* _YOUR INSTRUCTIONS_
Please set down every entry below exactly as given.

* _MATERIAL SHOWN_
****************************************
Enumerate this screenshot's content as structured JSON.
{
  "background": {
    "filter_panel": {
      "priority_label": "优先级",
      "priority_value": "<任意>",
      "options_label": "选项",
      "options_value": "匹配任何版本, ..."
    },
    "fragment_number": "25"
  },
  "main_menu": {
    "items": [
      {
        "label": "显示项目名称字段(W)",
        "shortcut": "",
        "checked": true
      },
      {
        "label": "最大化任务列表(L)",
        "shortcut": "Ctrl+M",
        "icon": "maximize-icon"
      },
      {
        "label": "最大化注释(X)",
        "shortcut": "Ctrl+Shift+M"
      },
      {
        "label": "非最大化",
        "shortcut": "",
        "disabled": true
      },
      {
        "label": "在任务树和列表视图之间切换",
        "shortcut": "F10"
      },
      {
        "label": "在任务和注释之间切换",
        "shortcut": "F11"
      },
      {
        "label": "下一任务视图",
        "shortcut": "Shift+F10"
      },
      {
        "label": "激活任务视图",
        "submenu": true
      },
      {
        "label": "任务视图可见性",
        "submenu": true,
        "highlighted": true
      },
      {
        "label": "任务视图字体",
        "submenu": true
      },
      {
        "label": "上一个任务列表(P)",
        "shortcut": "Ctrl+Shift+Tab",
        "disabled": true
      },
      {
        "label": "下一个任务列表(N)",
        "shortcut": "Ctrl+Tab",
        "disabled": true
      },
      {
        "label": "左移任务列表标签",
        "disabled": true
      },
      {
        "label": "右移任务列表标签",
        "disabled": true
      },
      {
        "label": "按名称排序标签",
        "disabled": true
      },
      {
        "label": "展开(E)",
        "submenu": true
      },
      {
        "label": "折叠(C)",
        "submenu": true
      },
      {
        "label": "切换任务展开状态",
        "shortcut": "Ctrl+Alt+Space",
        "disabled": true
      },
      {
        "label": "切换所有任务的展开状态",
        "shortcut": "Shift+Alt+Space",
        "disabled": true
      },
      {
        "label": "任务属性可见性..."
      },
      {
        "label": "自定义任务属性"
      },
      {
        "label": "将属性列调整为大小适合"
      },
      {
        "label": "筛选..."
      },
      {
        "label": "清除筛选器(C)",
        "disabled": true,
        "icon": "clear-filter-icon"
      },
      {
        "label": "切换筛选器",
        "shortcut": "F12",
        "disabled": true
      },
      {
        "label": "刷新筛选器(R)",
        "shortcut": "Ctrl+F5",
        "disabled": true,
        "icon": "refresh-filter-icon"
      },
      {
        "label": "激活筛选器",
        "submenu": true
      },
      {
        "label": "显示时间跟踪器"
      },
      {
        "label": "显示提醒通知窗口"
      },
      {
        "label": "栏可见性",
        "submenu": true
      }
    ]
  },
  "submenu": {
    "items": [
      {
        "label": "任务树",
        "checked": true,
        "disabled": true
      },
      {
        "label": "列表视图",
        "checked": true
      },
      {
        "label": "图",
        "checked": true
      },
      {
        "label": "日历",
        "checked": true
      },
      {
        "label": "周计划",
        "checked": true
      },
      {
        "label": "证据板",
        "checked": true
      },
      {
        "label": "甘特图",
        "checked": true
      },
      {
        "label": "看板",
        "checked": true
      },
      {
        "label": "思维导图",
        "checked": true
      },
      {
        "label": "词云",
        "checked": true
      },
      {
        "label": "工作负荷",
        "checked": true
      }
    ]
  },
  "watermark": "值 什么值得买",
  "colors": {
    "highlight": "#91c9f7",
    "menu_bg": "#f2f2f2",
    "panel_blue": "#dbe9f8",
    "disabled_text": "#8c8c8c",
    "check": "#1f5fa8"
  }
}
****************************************
* _ANSWER TO THIS PROBLEM_
Enumerate this screenshot's content as structured JSON.
{
  "background": {
    "filter_panel": {
      "priority_label": "优先级",
      "priority_value": "<任意>",
      "options_label": "选项",
      "options_value": "匹配任何版本, ..."
    },
    "fragment_number": "25"
  },
  "main_menu": {
    "items": [
      {
        "label": "显示项目名称字段(W)",
        "shortcut": "",
        "checked": true
      },
      {
        "label": "最大化任务列表(L)",
        "shortcut": "Ctrl+M",
        "icon": "maximize-icon"
      },
      {
        "label": "最大化注释(X)",
        "shortcut": "Ctrl+Shift+M"
      },
      {
        "label": "非最大化",
        "shortcut": "",
        "disabled": true
      },
      {
        "label": "在任务树和列表视图之间切换",
        "shortcut": "F10"
      },
      {
        "label": "在任务和注释之间切换",
        "shortcut": "F11"
      },
      {
        "label": "下一任务视图",
        "shortcut": "Shift+F10"
      },
      {
        "label": "激活任务视图",
        "submenu": true
      },
      {
        "label": "任务视图可见性",
        "submenu": true,
        "highlighted": true
      },
      {
        "label": "任务视图字体",
        "submenu": true
      },
      {
        "label": "上一个任务列表(P)",
        "shortcut": "Ctrl+Shift+Tab",
        "disabled": true
      },
      {
        "label": "下一个任务列表(N)",
        "shortcut": "Ctrl+Tab",
        "disabled": true
      },
      {
        "label": "左移任务列表标签",
        "disabled": true
      },
      {
        "label": "右移任务列表标签",
        "disabled": true
      },
      {
        "label": "按名称排序标签",
        "disabled": true
      },
      {
        "label": "展开(E)",
        "submenu": true
      },
      {
        "label": "折叠(C)",
        "submenu": true
      },
      {
        "label": "切换任务展开状态",
        "shortcut": "Ctrl+Alt+Space",
        "disabled": true
      },
      {
        "label": "切换所有任务的展开状态",
        "shortcut": "Shift+Alt+Space",
        "disabled": true
      },
      {
        "label": "任务属性可见性..."
      },
      {
        "label": "自定义任务属性"
      },
      {
        "label": "将属性列调整为大小适合"
      },
      {
        "label": "筛选..."
      },
      {
        "label": "清除筛选器(C)",
        "disabled": true,
        "icon": "clear-filter-icon"
      },
      {
        "label": "切换筛选器",
        "shortcut": "F12",
        "disabled": true
      },
      {
        "label": "刷新筛选器(R)",
        "shortcut": "Ctrl+F5",
        "disabled": true,
        "icon": "refresh-filter-icon"
      },
      {
        "label": "激活筛选器",
        "submenu": true
      },
      {
        "label": "显示时间跟踪器"
      },
      {
        "label": "显示提醒通知窗口"
      },
      {
        "label": "栏可见性",
        "submenu": true
      }
    ]
  },
  "submenu": {
    "items": [
      {
        "label": "任务树",
        "checked": true,
        "disabled": true
      },
      {
        "label": "列表视图",
        "checked": true
      },
      {
        "label": "图",
        "checked": true
      },
      {
        "label": "日历",
        "checked": true
      },
      {
        "label": "周计划",
        "checked": true
      },
      {
        "label": "证据板",
        "checked": true
      },
      {
        "label": "甘特图",
        "checked": true
      },
      {
        "label": "看板",
        "checked": true
      },
      {
        "label": "思维导图",
        "checked": true
      },
      {
        "label": "词云",
        "checked": true
      },
      {
        "label": "工作负荷",
        "checked": true
      }
    ]
  },
  "watermark": "值 什么值得买",
  "colors": {
    "highlight": "#91c9f7",
    "menu_bg": "#f2f2f2",
    "panel_blue": "#dbe9f8",
    "disabled_text": "#8c8c8c",
    "check": "#1f5fa8"
  }
}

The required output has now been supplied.